Library gets grant to expand, create more public space
Christine Angeli, director of the Milford Public Library, wasn’t holding her breath for a state grant that would help the city fund library renovations: There wasn’t much funding available, and there were other contenders for the state money.
But in November Angeli learned the Milford library had been awarded a state library board grant for $212,750, and this week the Board of Aldermen voted to advance the money. As soon as the state turns over the grant money, the city will be refunded.
“I was pleasantly surprised,” Angeli said, “very happy to get it.”
The state grant is a matching grant so the library will have to come up with another $212,750 from the city or private sources. Finance Director Peter Erodici said the city is considering using $200,000 from the rest of the Public Library Roof and Facilities Upgrade funding. Once that is confirmed, Angeli said she will see where other funds can be secured, possibly from the library’s passport office, which generates funds for the library.
She said there isn’t any rush: The library has a year to begin spending the funds, and right now upstairs restrooms are being overhauled with Community Development Block Grant funds to be ADA compliant. Also, the library is beginning a strategic planning process, and Angeli said she will focus on those two projects first.
So it’s still too early to say when renovations will begin.
Renovations will be primarily aimed at redistributing space within the library, turning office and storage space into space the public can use.
Reclaiming office and other space on the lower level would double the amount of space in the children’s department and make it ADA compliant. Today, a virtual cavern of space just beyond the children’s library is used for office space and storage, and with changes that have taken place since the library was built in 1976, that kind of space just isn’t needed anymore, Angeli explained as she was applying for the grant.
The current children’s department is 2,000 square feet, and by expanding into the office and storage space, as well as reclaiming some space now used for technical services and deliveries, another 2,000 square feet would be added.
The library has expanded its programming in recent years, and children’s story hours alone attract 50 to 60 people.

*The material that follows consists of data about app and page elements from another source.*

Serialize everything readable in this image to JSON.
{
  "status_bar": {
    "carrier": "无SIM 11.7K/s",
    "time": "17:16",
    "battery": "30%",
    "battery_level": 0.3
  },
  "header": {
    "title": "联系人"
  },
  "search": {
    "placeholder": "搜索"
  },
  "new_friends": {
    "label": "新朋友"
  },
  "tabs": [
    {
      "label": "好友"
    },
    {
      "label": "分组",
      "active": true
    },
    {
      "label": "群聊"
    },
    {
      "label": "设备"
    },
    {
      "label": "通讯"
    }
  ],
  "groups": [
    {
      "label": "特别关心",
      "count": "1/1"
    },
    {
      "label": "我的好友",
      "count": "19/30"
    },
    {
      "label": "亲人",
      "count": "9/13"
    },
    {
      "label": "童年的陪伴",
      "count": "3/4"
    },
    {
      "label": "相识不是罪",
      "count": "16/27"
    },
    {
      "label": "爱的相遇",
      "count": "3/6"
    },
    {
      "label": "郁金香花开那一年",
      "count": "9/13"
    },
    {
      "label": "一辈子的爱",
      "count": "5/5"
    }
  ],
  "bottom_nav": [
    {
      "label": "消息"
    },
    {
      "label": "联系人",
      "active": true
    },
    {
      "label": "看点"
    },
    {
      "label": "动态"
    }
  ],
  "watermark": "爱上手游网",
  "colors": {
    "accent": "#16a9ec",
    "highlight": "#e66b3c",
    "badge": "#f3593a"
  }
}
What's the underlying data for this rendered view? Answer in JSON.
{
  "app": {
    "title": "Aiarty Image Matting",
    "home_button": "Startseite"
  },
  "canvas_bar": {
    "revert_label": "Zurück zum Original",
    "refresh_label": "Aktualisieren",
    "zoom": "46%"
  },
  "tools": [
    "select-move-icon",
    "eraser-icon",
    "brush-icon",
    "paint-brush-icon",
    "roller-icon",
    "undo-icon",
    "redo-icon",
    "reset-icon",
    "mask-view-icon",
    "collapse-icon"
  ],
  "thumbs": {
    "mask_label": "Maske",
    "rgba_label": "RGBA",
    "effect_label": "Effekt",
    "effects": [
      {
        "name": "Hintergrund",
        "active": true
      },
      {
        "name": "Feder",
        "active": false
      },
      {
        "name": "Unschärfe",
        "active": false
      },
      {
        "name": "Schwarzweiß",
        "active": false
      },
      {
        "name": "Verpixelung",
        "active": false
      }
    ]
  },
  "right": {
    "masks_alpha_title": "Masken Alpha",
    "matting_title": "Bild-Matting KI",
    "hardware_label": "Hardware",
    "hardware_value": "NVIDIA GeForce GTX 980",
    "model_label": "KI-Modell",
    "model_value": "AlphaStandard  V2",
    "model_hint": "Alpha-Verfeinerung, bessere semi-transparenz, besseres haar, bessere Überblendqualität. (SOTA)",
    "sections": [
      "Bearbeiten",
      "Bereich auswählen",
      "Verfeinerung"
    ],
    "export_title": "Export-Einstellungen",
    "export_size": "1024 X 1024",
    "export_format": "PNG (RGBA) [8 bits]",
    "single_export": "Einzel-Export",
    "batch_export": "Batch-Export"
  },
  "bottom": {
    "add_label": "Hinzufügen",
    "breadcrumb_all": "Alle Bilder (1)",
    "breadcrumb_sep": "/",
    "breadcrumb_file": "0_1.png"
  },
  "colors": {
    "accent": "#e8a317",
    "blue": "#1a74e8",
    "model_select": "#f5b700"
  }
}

“And that’s a great time to make a connection with families,” Angeli said.
But when the story is over, there isn’t enough room for families and children to sit and browse through the books.
“We don’t have the space for children to lounge and read for an hour, and I think that’s really important,” Angeli said.
There also isn’t enough room for children in wheelchairs to move down the book aisles conveniently.
Creating more space would also allow the staff to create different areas for children of different ages.
Similar changes would be made upstairs in the adult department, where office and storage rooms and other behind-the-scenes space would be reclaimed to create two small meeting rooms, “something that patrons have been requesting on almost a daily basis,” Angeli said.
Business people sometimes request space to meet, and students sometimes want a room where they can study together, Angeli added.
“There’s a lot of space in the library that’s not public space,” she said.
The total cost is expected to be $450,000 to $500,000.
Expanding space isn’t a new idea, and it’s something library officials believe will really benefit library patrons.
A study done in the year 2000 study suggested similar changes.